Owen, 26, said: “We worked with our photographs and sketches of the areas to create rough collages, in pursuit of the scenic compositions of the golden age of railway poster art. “We were able to pin down some compositions right away, while others took shape organically as we worked.”
The pair remember very well the day they found out they had won the competition. Abigail said: “We were sat in a busy pub checking emails on my phone and suddenly I just fl ew up out of my seat and started whooping! “Of course, then I had to explain to the table of confused faces that we had won the railway art competition we’d been telling our friends about, and before we knew it, everybody was buying us shots to celebrate! Everybody was really pleased for us, then we had a wonky walk back to the station, smiling our faces off !” She added: “It feels very surreal to see the artwork up at the railway station in Hartlepool “The largest we’d seen the artwork until that point was as A3 printouts! I guess most of all we were just incredibly pleased to be giving something back."
The Creative Process ...
We began by visiting each of the six locations with sketchbooks tucked under our arms and a camera at the ready, hoping to capture some of the qualities that make each place unique. We worked with our photos and sketches to create rough collages, in pursuit of the scenic compositions of the golden age of railway poster art. We were able to pin down some compositions right away, while others took shape organically as we worked.
We created blocks of vibrant colour using Adobe Illustrator's drawing tools, in a meticulous process reminiscent of traditional cut and paste techniques. We drew from the colours of Norman Wilkinson's lithographic prints to inspire our palette.

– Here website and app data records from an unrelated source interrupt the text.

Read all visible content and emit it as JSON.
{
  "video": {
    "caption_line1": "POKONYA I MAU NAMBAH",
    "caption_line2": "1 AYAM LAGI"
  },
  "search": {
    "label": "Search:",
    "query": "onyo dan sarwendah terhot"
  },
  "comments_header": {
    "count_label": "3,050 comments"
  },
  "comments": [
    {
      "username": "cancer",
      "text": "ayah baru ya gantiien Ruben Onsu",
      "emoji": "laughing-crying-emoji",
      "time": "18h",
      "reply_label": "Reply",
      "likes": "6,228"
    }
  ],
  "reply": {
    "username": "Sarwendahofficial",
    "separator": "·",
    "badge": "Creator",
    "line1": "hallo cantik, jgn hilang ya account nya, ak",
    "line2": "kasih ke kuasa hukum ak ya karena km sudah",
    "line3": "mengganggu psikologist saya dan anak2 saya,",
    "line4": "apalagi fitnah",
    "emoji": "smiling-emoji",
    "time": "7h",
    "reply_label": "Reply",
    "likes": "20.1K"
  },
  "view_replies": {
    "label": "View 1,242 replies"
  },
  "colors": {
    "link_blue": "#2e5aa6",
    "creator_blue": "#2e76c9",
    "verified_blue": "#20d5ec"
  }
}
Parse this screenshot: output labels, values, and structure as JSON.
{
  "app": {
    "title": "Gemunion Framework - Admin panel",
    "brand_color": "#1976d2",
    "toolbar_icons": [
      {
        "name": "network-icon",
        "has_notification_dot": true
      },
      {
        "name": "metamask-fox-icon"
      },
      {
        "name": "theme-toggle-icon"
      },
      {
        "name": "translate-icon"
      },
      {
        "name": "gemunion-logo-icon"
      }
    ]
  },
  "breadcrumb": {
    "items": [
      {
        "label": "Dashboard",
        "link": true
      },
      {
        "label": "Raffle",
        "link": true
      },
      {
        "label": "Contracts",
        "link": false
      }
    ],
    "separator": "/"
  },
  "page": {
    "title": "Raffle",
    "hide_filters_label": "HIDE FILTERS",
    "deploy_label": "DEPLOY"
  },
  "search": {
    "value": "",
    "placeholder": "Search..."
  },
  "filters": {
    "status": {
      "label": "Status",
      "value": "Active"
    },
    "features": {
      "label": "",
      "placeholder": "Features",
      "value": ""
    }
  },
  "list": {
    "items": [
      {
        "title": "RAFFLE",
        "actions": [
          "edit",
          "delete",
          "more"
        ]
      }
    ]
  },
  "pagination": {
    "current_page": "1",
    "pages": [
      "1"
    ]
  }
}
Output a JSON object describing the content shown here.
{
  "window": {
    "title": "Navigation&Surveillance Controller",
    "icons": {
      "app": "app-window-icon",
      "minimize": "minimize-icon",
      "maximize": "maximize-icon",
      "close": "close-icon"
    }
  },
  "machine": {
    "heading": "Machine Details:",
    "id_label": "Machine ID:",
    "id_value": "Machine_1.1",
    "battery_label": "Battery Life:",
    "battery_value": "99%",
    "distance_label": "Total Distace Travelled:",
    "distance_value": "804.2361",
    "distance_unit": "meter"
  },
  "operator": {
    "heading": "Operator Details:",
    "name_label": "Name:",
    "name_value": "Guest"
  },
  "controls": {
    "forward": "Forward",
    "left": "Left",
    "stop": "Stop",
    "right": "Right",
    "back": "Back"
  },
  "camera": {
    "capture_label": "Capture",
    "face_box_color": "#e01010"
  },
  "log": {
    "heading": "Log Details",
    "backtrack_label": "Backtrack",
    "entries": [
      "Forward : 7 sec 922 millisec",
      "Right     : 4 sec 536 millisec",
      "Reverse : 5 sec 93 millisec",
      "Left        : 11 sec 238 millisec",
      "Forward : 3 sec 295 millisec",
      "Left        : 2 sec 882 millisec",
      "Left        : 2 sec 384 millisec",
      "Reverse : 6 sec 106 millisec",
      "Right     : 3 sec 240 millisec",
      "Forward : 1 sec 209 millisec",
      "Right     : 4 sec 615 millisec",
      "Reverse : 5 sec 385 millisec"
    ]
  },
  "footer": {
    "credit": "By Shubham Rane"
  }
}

In the work of Frank Mason and his contemporaries, there is a separation between the title and subject, with the title sitting in an allocated space beneath the artwork. We chose to do away with this divide, marrying text and image and creating an interplay between them. The font had to be a classic and timeless san serif, Futura, created in the 1920s by Paul Renner.
We sat beside each other as we worked, passing each piece back and forth, building up each scene as a team. At times it felt as if we were playmates, constructing each scene with a bunch of colourful blocks.'